“Oh, Mrs. Chance,” said Mary, “I have been waiting to say good-bye to you, and—to apologise to you for having made such a scene the first time we have been together. I am really ashamed of myself, but Fan will tell you”—glancing at the girl—“that I had only too good reason to be deeply offended with that—with Captain Horton. Fan wants me to stay to tea, but I will do so only on the condition that you both take tea with me at Dawson Place to-morrow afternoon.”

Constance agreed gladly; Fan less gladly, which caused Mary to look searchingly at her. During tea she continued in the same agreeable temper, evidently anxious only to do away with the unpleasant impression she had made on Mrs. Chance by her disordered manner and language, which had contrasted badly with the Captain's quiet dignity.

Finally, when she took her departure, Fan, still strangely quiet and grave-eyed, accompanied her to the door. “Thank you so much for coming, Mary,” she said, a little coldly. They were standing in the hall, and the other attentively studied her face for some moments.

“Are you still so deeply offended with me?” she said. “Can you not forgive me, Fan?”

“Not now, Mary,” the other returned, casting down her eyes. “I can't forgive you just yet for treating me in that way—for saying such things to me. I shall try to forget it before to-morrow.”

Mary made no reply, nor did she move; and Fan, after waiting some time, looked at her, not as she had expected, to find her friend's eyes fixed on her own, but to see them cast down and full of tears.

“I am sorry you are crying, dear Mary,” she said, with a slight tremor in her voice. “But—it can make no difference—I mean just now. I feel that I cannot forgive you now.”

“How unfeeling you are, Fan! Do you remember what you said the other night, that if I shut my door against you you would come and sit on the doorstep?”

“Yes, I remember very well.”

“And it makes no difference?”

“No, not now.”

“And I have so often treated you badly—so badly, and you have always been ready to forgive me. Shall I tell you all the wicked things I have done for which you have forgiven me?”

“No, you need not tell me. When you have treated me unkindly I have always felt that there was something to be said for you—that it was a mistake, and that I was partly to blame. But this is different. You said a little while ago that you turned on me, when you were angry with someone else, simply because I happened to be there for you to rend. That is what I thought too.”

“If I were to go down on my knees to you, would you forgive me?” said Mary, with a slight smile, but still speaking with that unaccustomed meekness.

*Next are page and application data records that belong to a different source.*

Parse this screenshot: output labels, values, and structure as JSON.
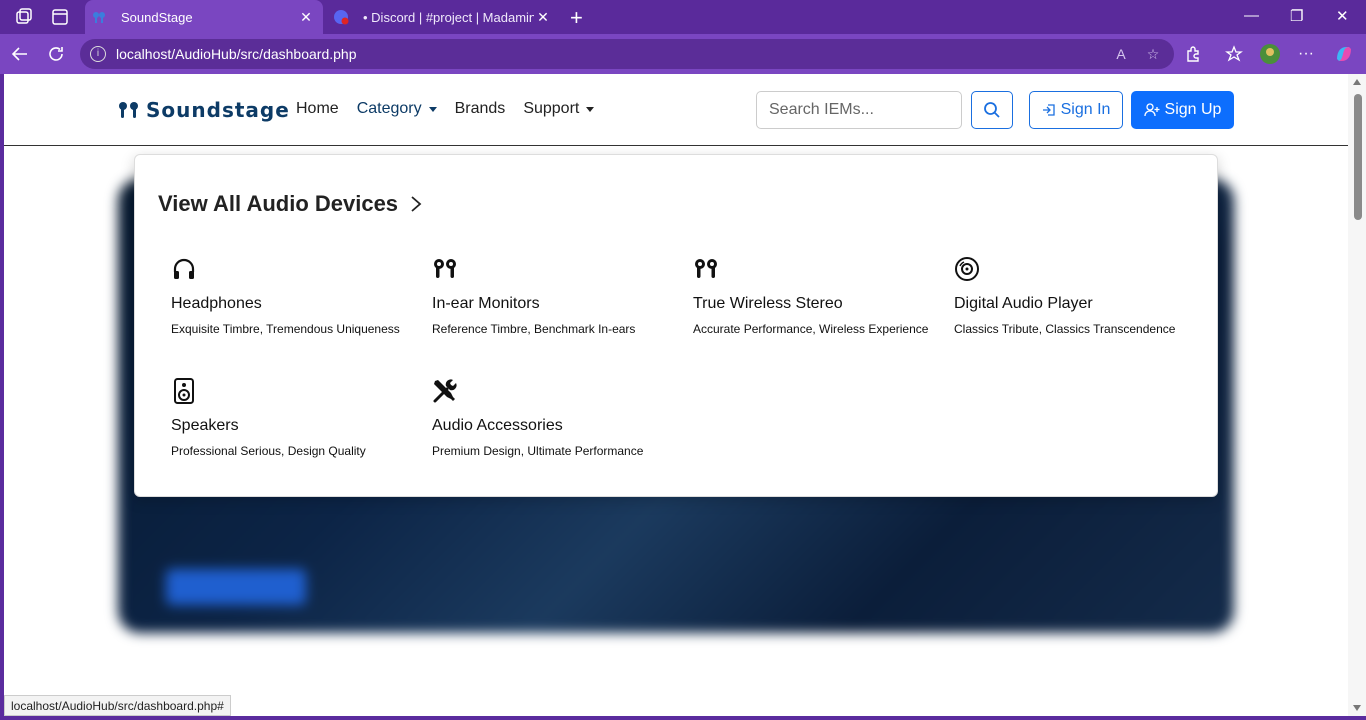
{
  "browser": {
    "tabs": [
      {
        "title": "SoundStage",
        "active": true
      },
      {
        "title": "• Discord | #project | Madaming T",
        "active": false
      }
    ],
    "address": "localhost/AudioHub/src/dashboard.php",
    "status_url": "localhost/AudioHub/src/dashboard.php#"
  },
  "header": {
    "logo": "Soundstage",
    "menu": {
      "home": "Home",
      "category": "Category",
      "brands": "Brands",
      "support": "Support"
    },
    "search_placeholder": "Search IEMs...",
    "sign_in": "Sign In",
    "sign_up": "Sign Up"
  },
  "dropdown": {
    "heading": "View All Audio Devices",
    "items": [
      {
        "name": "Headphones",
        "desc": "Exquisite Timbre, Tremendous Uniqueness",
        "icon": "headphones-icon"
      },
      {
        "name": "In-ear Monitors",
        "desc": "Reference Timbre, Benchmark In-ears",
        "icon": "earbuds-icon"
      },
      {
        "name": "True Wireless Stereo",
        "desc": "Accurate Performance, Wireless Experience",
        "icon": "earbuds-icon"
      },
      {
        "name": "Digital Audio Player",
        "desc": "Classics Tribute, Classics Transcendence",
        "icon": "disc-icon"
      },
      {
        "name": "Speakers",
        "desc": "Professional Serious, Design Quality",
        "icon": "speaker-icon"
      },
      {
        "name": "Audio Accessories",
        "desc": "Premium Design, Ultimate Performance",
        "icon": "tools-icon"
      }
    ]
  },
  "colors": {
    "brand": "#0d3b66",
    "primary": "#0d6efd",
    "chrome": "#7a46c1"
  }
}
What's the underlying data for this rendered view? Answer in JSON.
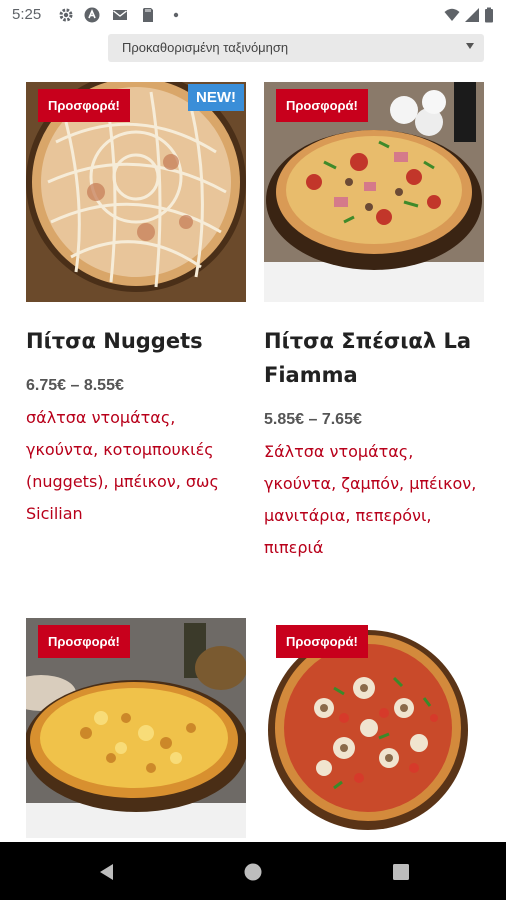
{
  "status_bar": {
    "time": "5:25",
    "left_icons": [
      "gear-icon",
      "circle-a-icon",
      "mail-icon",
      "sd-card-icon",
      "dot-icon"
    ],
    "right_icons": [
      "wifi-icon",
      "signal-icon",
      "battery-icon"
    ]
  },
  "sort": {
    "label": "Προκαθορισμένη ταξινόμηση"
  },
  "products": [
    {
      "badge": "Προσφορά!",
      "new_badge": "NEW!",
      "title": "Πίτσα Nuggets",
      "price": "6.75€ – 8.55€",
      "description": "σάλτσα ντομάτας, γκούντα, κοτομπουκιές (nuggets), μπέικον, σως Sicilian"
    },
    {
      "badge": "Προσφορά!",
      "title": "Πίτσα Σπέσιαλ La Fiamma",
      "price": "5.85€ – 7.65€",
      "description": "Σάλτσα ντομάτας, γκούντα, ζαμπόν, μπέικον, μανιτάρια, πεπερόνι, πιπεριά"
    },
    {
      "badge": "Προσφορά!"
    },
    {
      "badge": "Προσφορά!"
    }
  ],
  "colors": {
    "sale_badge": "#c8001c",
    "new_badge": "#3a8ed8",
    "description": "#b8001a"
  }
}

“No, I should turn round and leave you. I do not wish to be mocked at.”

Mary looked at her wonderingly. “Dear child, I am not mocking, heaven knows. Will you not kiss me good-bye?”

Fan kissed her readily, but with no warmth, and murmured, “Good-bye, Mary.”

And even after that the other still lingered a few moments in the hall, and then, glancing again at Fan's face and seeing no change, she opened the door and passed out.


Returned from her visit, Miss Starbrow appeared for a time to have recovered her serenity, and proceeded to change her dress for dinner, softly humming an air to herself as she moved about the room. “Poor Fan,” she said, “how barbarous of me to treat her in that way—to say that I almost hated her! No wonder she refused to forgive me; but her resentment will not last long. And she does not know—she does not know.” And then